Another green space will be made—controversially—by clearing away a large courtyard block in the city center that is currently partially filled by squatted, single-story 1920s workshops. A third public space will be created by opening the lush, mature 7.5-acre garden of a newly created house museum to the public. A fourth parkwill be opened on what is currently a small, scrappy piece of ex-industrial semi wasteland in the hinterlands behind the city’s main container port, and a fifth will be created as part of a long-stalled but newly revived redevelopment of an outlying barracks.

An already constructed interior courtyard garden in the Example District. (Ajuntament de Barcelona)

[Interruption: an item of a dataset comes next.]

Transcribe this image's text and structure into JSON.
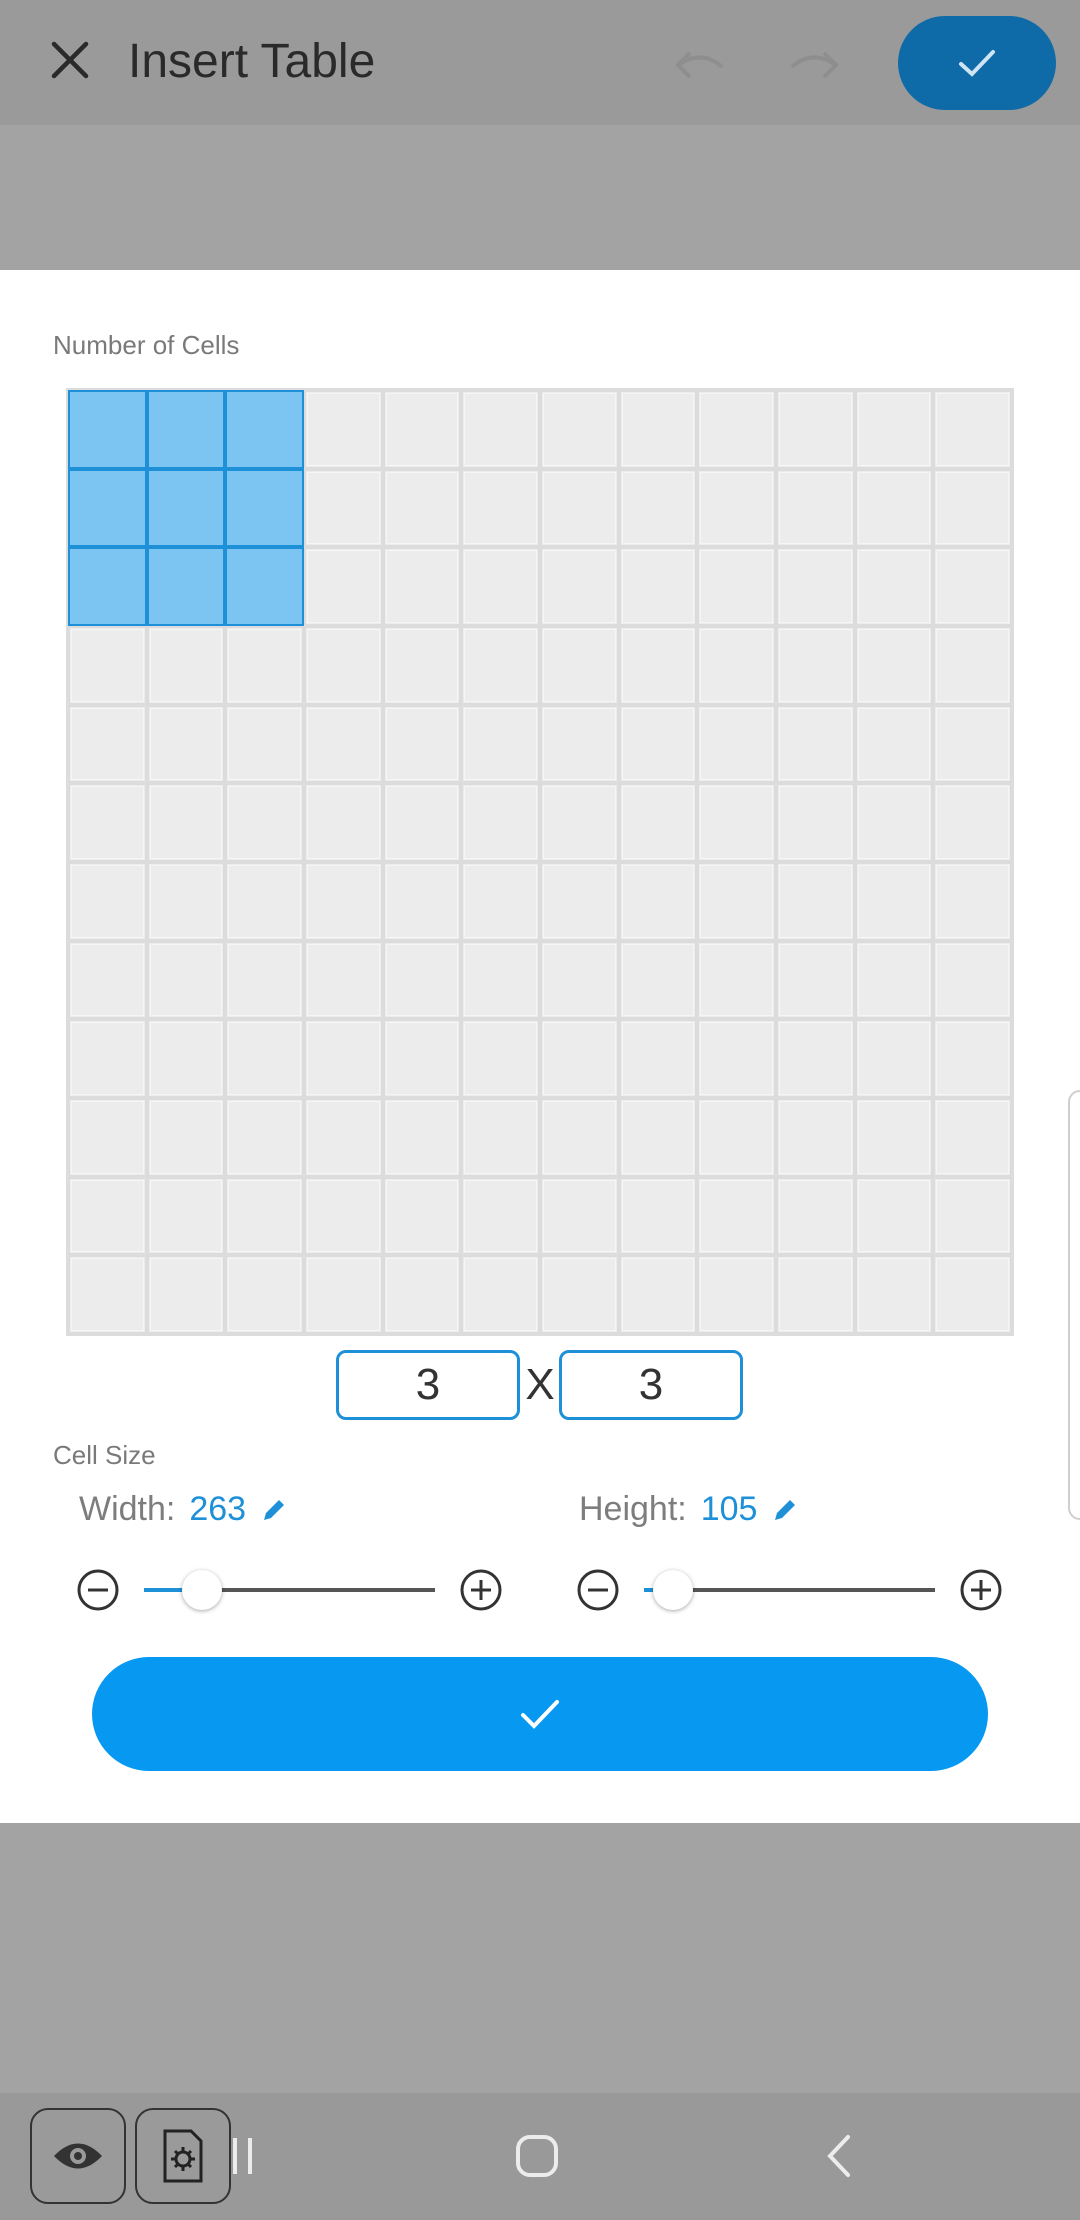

Arguably the biggest change isn’t from the parks, but from the policies designed to connect green spaces into one leafy network. Ten large interior courtyards in Barcelona’s Eixample district will be planted with trees, while 10 city squares will get parking restrictions that allow for more plantable area. New or enlarged avenues of trees will thread this network together along major streets with surfaces that are more permeable to rain, so that birds and insects can spread across a seamless habitat.

If Barcelona seems especially keen on these corridors, it’s partly because they have already been tried and proved a success. In 2000, the city opened a long, slender park along the banks of the river Besós, a formerly filthy stream passing through industrial lands in the city’s northeast. Since being cleaned up and partly reopened to the public (some areas are protected wetlands), the river banks (viewable here) have thrived with plants suited to brackish water while the river itself is now alive once more with eels, frogs, and terrapins.

How the green corridors could look at ground level.Ajuntament de Barcelona

Back in town, the city is also stumping up a lot of cash to promote green roofs. The city has just called for applications for 50 bursaries of €1,500 to create greening plans for roofs across the city. The top 10 of these submissions will be eligible for grants of up to €100,000 per roof, while elsewhere the city will get new bird and bat boxes, rooftop hives, and insect hotels. Creeper will also be planted and trained across bare walls.

Taken individually, all these microprojects are tiny drops in the bucket. Together they will work to form a flood, creating a future Barcelona that is greener, fresher, more sustainable, and more humane.